Since Denis Diderot’s 1772 Encyclopédie, French textbooks have often been characterized by a wealth of topics. Examples that many physics students have encountered include classics such as Albert Messiah’s Quantum Mechanics (1961) and the two-volume Quantum Mechanics (1977) by Claude Cohen-Tannoudji, Bernard Diu, and Franck Laloë. Now a new French book stands out with its wide range: From Classical to Quantum Fields by Laurent Baulieu, John Iliopoulos, and the late Roland Sénéor.

This 992-page book takes the reader on a theorist-guided journey into the standard model of particle physics. The trip begins with a lengthy review of concepts in classical physics. From there, the authors proceed to the main attraction and explore our current understanding of fundamental interactions; they then lead the reader all the way to the uncertain terrain of physics beyond the standard model. From Classical to Quantum Fields has a distinctly French feeling, as it pays particular attention to the mathematical aspects of its topics. The authors successfully present the mathematical structures underlying quantum field theory without sacrificing the clarity and fluidity of the exposition. On the other hand, extensive physical applications are sparse.

The encyclopedic aspirations of the book are evident early: The first chapters include the electromagnetic and the gravitational classical fields along with a review of spacetime symmetries that allows the authors to offer a first look at the relativistic field equations and introduce spinors and the notion of physical state. The book’s early chapters were originally designed as a master’s-level course, in which students with a background in physics and those trained in mathematics would find a common language to proceed further into modern topics in theoretical physics.

The presentation of the concepts is clear and never redundant. The authors aim to provide a compact path through basic topics rather than offer a complete course on them. Each chapter ends with a few problems suitable for a reader with some previous background on the subjects. The book is enriched with historical notes that provide pleasant interludes.

The highlights of the book come when the authors address more specialized topics, including ones to which they themselves made essential contributions. Those subjects are presented in greater detail than is found in most textbooks. The clear discussion of the path integral, for example, includes fermionic variables. The Euclidean path integral, instead of being relegated to an appendix, rightly finds a dedicated chapter. Also excellent are the explanations of the quantization of gauge theories, symmetry breaking, and Becchi-Rouet-Stora-Tyutin symmetry, in which the authors pay tribute to their friend and mentor Raymond Stora.

Even better is the material on renormalization, the authors’ field of expertise. The chapters on the renormalization group and IR divergences are truly outstanding and original. From Classical to Quantum Fields also includes a useful presentation of Bargmann coherent states, which unfortunately is missing in many other texts.

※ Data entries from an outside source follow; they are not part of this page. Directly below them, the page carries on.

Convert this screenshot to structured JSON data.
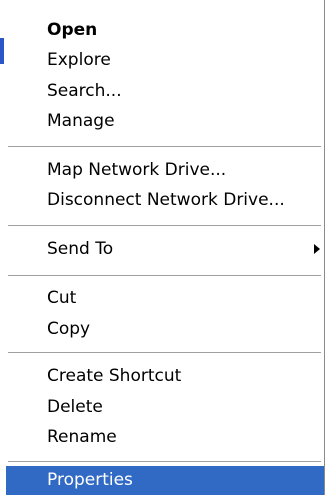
{
  "menu": {
    "open": "Open",
    "explore": "Explore",
    "search": "Search...",
    "manage": "Manage",
    "map_drive": "Map Network Drive...",
    "disconnect_drive": "Disconnect Network Drive...",
    "send_to": "Send To",
    "cut": "Cut",
    "copy": "Copy",
    "create_shortcut": "Create Shortcut",
    "delete": "Delete",
    "rename": "Rename",
    "properties": "Properties"
  },
  "icons": {
    "submenu": "submenu-arrow-icon"
  },
  "colors": {
    "highlight": "#316ac5",
    "separator": "#a0a0a0",
    "edge_mark": "#2b56c8"
  }
}
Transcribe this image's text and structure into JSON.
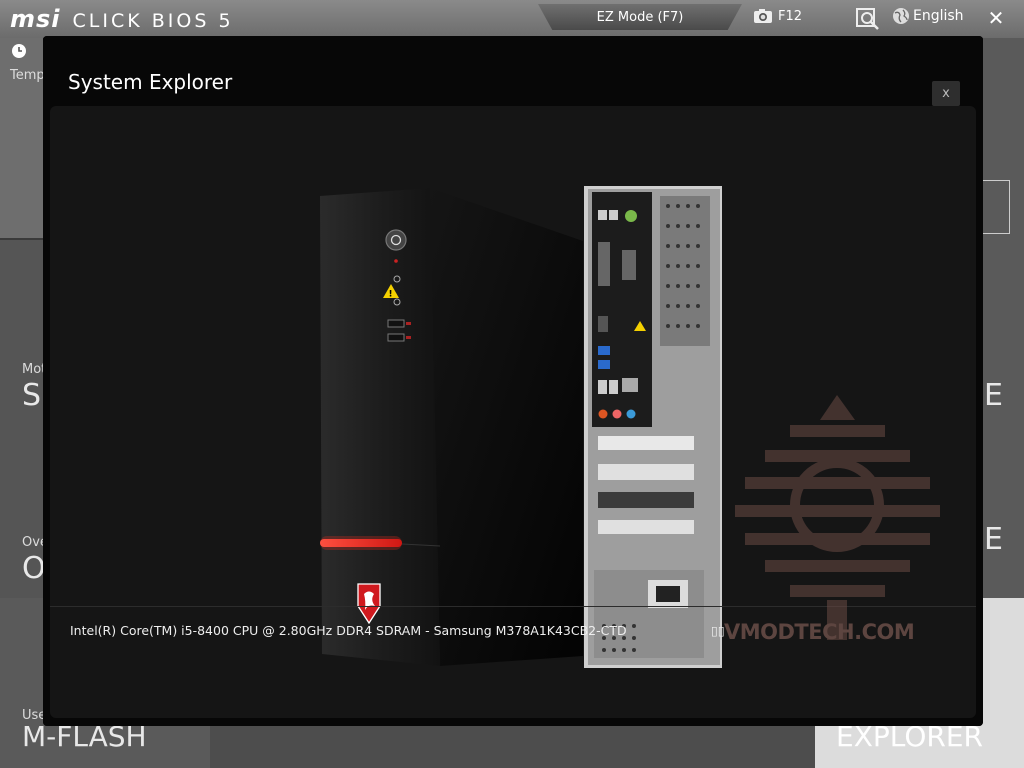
{
  "topbar": {
    "brand_logo": "msi",
    "brand_title": "CLICK BIOS 5",
    "mode_tab": "EZ Mode (F7)",
    "screenshot_key": "F12",
    "language": "English",
    "close_label": "✕"
  },
  "background": {
    "temp_label": "Temp",
    "tiles": [
      {
        "small": "Mot",
        "big": "SI"
      },
      {
        "small": "Ove",
        "big": "O"
      },
      {
        "small": "Use",
        "big": "M-FLASH"
      }
    ],
    "right_tiles": [
      {
        "big": "E"
      },
      {
        "big": "E"
      },
      {
        "big": "EXPLORER"
      }
    ]
  },
  "modal": {
    "title": "System Explorer",
    "close_label": "x",
    "info_line": "Intel(R) Core(TM) i5-8400 CPU @ 2.80GHz DDR4 SDRAM - Samsung M378A1K43CB2-CTD",
    "info_extra": "▯▯"
  },
  "watermark": {
    "text": "VMODTECH.COM"
  },
  "colors": {
    "accent_red": "#e8262a",
    "modal_bg": "#070707",
    "panel_bg": "#151515"
  }
}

At the end of the tour, have the authors passed over any points of interest? One topic that deserves more than a brief mention is extended field configurations such as instantons, monopoles, and skyrmions. What else? The authors say in the prologue that they “decided to leave out subjects, such as the attempts to obtain a quantum theory of gravity based on string theories, because, although they involve very beautiful modern mathematics, they have not yet been directly connected to concrete experimental results.” Although sensible, that decision is not consistent with the inclusion of a chapter on supersymmetry, which also lacks concrete experimental results.

That kind of blind spot is one of the drawbacks of the book’s theoretical-particle-physicist viewpoint. The limited perspective also undermines the material on gravity. The chapter on general relativity is quite dry and feels disconnected from the rest of the book. Although From Classical to Quantum Fields presents many useful observations about the difficulties of achieving general covariance in a quantum field theory, it does not deal with the problem of quantizing gravity.

Unfortunately the authors also share two misconceptions common among particle physicists. The first concerns the phenomenological accessibility of quantum gravitational effects. The authors discuss how far particle accelerators are from reaching the energy scale of quantum gravity, but forget that we have already obtained important results from other kinds of experiments. We have more than just accelerators! For example, astrophysical and cosmological observations place strong constraints on violations of Lorentz invariance.

The second misconception in the book is that string theory is the only theory addressing the problem of quantum gravity. It is certainly not the only one, and today perhaps not even the most promising.

Despite a few flaws, From Classical to Quantum Fields makes for a fine companion for students and an excellent general reference for researchers in theoretical physics.

Francesca Vidotto is a theoretical physicist currently working at the University of the Basque Country in Spain. Her field of research is nonperturbative quantum gravity, including its phenomenological application to cosmology and black holes. She is the author with Carlo Rovelli of the textbook Covariant Loop Quantum Gravity (2015).